We have bid farewell to many greats this year, and some were more personal than others. The loss of my dear friend and mentor, Bobby Curtola left a heartache I could never have imagined. But his love of people and music is the legacy and the torch he has left behind for us to carry on.
I need to thank the ones who stood beside our magazine for what is always turbulent waters in these current times in the music business. Chris Wardman, Lenny Stoute, Don Graham, Michael Williams, Pat Blythe, Mark Smith, Iain Patience, Kathy Hahn have all kept us going with stories, personal one on one interviews, and their love of the music shows through it all.

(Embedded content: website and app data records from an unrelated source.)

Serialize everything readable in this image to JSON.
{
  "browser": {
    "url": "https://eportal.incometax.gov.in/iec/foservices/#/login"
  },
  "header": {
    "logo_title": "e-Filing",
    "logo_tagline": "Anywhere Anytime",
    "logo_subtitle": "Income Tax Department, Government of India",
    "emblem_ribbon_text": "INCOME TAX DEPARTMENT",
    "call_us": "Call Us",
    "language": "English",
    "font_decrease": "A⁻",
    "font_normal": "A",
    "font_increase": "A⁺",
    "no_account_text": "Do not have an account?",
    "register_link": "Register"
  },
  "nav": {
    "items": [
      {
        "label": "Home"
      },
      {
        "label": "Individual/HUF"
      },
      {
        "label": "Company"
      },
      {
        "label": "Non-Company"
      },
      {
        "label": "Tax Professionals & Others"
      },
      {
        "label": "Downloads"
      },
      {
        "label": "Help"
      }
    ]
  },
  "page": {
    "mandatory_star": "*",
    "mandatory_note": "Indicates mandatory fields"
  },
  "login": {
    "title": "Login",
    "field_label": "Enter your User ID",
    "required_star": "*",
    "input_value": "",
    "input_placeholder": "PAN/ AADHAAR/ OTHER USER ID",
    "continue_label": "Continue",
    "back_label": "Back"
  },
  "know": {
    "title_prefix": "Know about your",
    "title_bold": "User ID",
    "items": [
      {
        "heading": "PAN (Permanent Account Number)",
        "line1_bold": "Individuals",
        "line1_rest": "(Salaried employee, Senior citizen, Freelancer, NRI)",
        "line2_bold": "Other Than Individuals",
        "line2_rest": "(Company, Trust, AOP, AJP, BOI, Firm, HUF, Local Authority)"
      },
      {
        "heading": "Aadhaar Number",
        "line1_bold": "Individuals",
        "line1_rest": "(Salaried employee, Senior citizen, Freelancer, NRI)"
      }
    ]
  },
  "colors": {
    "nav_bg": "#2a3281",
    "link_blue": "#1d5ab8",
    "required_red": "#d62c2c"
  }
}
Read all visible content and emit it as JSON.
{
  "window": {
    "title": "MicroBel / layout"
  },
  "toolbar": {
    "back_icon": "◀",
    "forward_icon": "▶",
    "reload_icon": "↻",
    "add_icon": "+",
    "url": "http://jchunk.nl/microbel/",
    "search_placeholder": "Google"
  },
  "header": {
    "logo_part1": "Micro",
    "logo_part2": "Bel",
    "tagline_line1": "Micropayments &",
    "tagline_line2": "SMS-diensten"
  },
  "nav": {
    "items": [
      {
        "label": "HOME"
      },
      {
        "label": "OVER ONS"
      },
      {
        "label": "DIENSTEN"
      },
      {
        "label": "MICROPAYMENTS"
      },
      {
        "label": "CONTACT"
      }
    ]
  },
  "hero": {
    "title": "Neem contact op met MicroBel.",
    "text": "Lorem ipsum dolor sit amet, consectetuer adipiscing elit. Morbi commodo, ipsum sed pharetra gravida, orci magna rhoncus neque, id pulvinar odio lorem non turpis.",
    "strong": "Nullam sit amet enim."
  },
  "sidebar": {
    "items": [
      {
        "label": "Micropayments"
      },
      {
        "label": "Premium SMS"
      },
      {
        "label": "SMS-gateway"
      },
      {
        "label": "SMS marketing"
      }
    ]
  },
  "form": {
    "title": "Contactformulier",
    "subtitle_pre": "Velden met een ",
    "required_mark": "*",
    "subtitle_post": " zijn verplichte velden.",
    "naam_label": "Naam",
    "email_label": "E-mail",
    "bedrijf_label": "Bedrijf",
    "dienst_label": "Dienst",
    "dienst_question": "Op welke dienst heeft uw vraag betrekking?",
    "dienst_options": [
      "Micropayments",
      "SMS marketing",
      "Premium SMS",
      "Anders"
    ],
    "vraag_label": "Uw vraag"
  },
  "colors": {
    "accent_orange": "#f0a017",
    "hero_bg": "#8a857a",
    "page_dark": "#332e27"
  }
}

We welcomed Jain MacMillan who graciously stepped up to the plate as our graphic designer for our weekly covers, while we said goodbye to the talented Gillian FitzGibbon who has gone on to pursue a different career that captures her free spirit and love of horses.
To my Celtic family, Meghan Bold of Bold Steps, Stephen Lamb and Brook Richardson along with OMFG, as well as Rory Sinclair and Caledon County for always being there for me to continue to promote my heritage.
Every year we at Cashbox get to write a little vignette describing a favourite Christmas memory and every year I think I don’t have any more, I‘ve told them all. But turns out that’s not true and the beauty is it forces me to travel back in time to various stages of my life, looking for a new Christmas memory.
So I thought this year maybe I’d write about something that happened after my childhood, when I was an adult. Nah, that won’t work. All my real happy memories of Christmas are from when I was a young boy. Christmas was different then. It was commercial alright, but not to extent it is now. As kids we each got one “big” present and a bunch of little things like socks or gloves or a little book. Our stockings had an orange, always an orange, some nuts; walnuts, Brazil nuts, pecans and such. And usually a little candy and chocolate. It really was more about family and all being together on that special day. My feeling and memory of is of a huge, full tree covered in long strands of tinsel, great big lights, not the puny little lights of today, big round, fragile Christmas balls of red, green, silver and blue. A beautiful angel that perched on top of the tree and angel hair scattered all around.
Submitted by Lenny Stoute Photo: Danforth Greektown Fountain
The little village square in my hood has a small stage at one end, so the sound of live music providing counterpoint to the omnipresent traffic thunder, is often and welcome. 'Twas early summer, the city air still soft , the greenery new and full of promise, a fresh crop of toddlers duking it out with the pigeons for fountain space when I heard the subtly turbulent chromatics and cascading arpeggios of Debussy rushing like a springtime stream from a keyboard. Behind the keys, an elfin brunette young woman just getting started on a set that referenced Brubeck, Fatha Hines, Oscar Peterson, some delicate etudes from Beethoven, Burton Cummings and Diana Krall, among the stuff I recognised.
Come break time, I'm right over there curious to hear what else she can do. So she played me some show tunes, some Elton John, and when I called out for New Orleans sounds, she dropped some Dr. John, some Professor Longhair and her Fats Domino medley had the rugrats rompin'. All layered with numerous to me, unknown pieces, some of which were gorgeous and celebratory in tone, with a persistent flow of challenge and struggles informing the dynamic.